● Instructions to follow
Pull every line holding the word "title" out of the data and copy it.

Dataset rows for apps and sites:
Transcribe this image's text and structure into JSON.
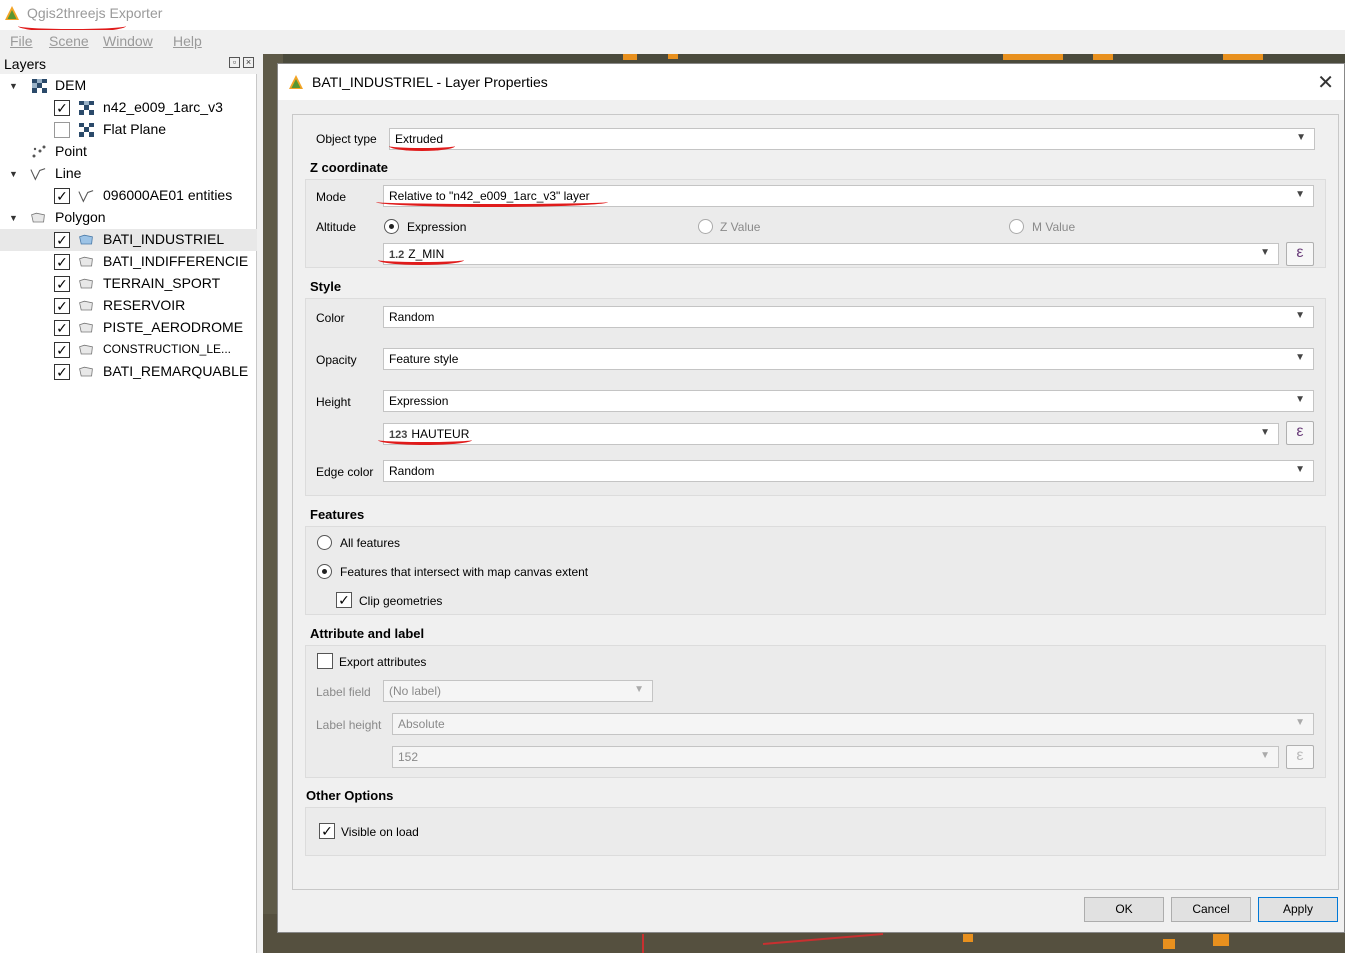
{
  "app": {
    "title": "Qgis2threejs Exporter",
    "menu": [
      "File",
      "Scene",
      "Window",
      "Help"
    ]
  },
  "layers": {
    "title": "Layers",
    "items": [
      {
        "label": "DEM",
        "checked": null
      },
      {
        "label": "n42_e009_1arc_v3",
        "checked": true
      },
      {
        "label": "Flat Plane",
        "checked": false
      },
      {
        "label": "Point",
        "checked": null
      },
      {
        "label": "Line",
        "checked": null
      },
      {
        "label": "096000AE01 entities",
        "checked": true
      },
      {
        "label": "Polygon",
        "checked": null
      },
      {
        "label": "BATI_INDUSTRIEL",
        "checked": true
      },
      {
        "label": "BATI_INDIFFERENCIE",
        "checked": true
      },
      {
        "label": "TERRAIN_SPORT",
        "checked": true
      },
      {
        "label": "RESERVOIR",
        "checked": true
      },
      {
        "label": "PISTE_AERODROME",
        "checked": true
      },
      {
        "label": "CONSTRUCTION_LE...",
        "checked": true
      },
      {
        "label": "BATI_REMARQUABLE",
        "checked": true
      }
    ]
  },
  "dialog": {
    "title": "BATI_INDUSTRIEL - Layer Properties",
    "object_type": {
      "label": "Object type",
      "value": "Extruded"
    },
    "z_coordinate": {
      "title": "Z coordinate",
      "mode_label": "Mode",
      "mode_value": "Relative to \"n42_e009_1arc_v3\" layer",
      "altitude_label": "Altitude",
      "radio_expression": "Expression",
      "radio_z": "Z Value",
      "radio_m": "M Value",
      "altitude_expr_tag": "1.2",
      "altitude_expr": "Z_MIN"
    },
    "style": {
      "title": "Style",
      "color_label": "Color",
      "color_value": "Random",
      "opacity_label": "Opacity",
      "opacity_value": "Feature style",
      "height_label": "Height",
      "height_value": "Expression",
      "height_expr_tag": "123",
      "height_expr": "HAUTEUR",
      "edge_label": "Edge color",
      "edge_value": "Random"
    },
    "features": {
      "title": "Features",
      "all": "All features",
      "intersect": "Features that intersect with map canvas extent",
      "clip": "Clip geometries"
    },
    "attribute": {
      "title": "Attribute and label",
      "export": "Export attributes",
      "label_field_label": "Label field",
      "label_field_value": "(No label)",
      "label_height_label": "Label height",
      "label_height_value": "Absolute",
      "label_height_num": "152"
    },
    "other": {
      "title": "Other Options",
      "visible": "Visible on load"
    },
    "buttons": {
      "ok": "OK",
      "cancel": "Cancel",
      "apply": "Apply"
    },
    "epsilon": "ε",
    "check": "✓"
  },
  "colors": {
    "annotation_red": "#e01b1b",
    "qgis_green": "#589632"
  }
}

● Exercise answer
    "title": "Qgis2threejs Exporter",
    "title": "Layers",
    "title": "BATI_INDUSTRIEL - Layer Properties",
      "title": "Z coordinate",
      "title": "Style",
      "title": "Features",
      "title": "Attribute and label",
      "title": "Other Options",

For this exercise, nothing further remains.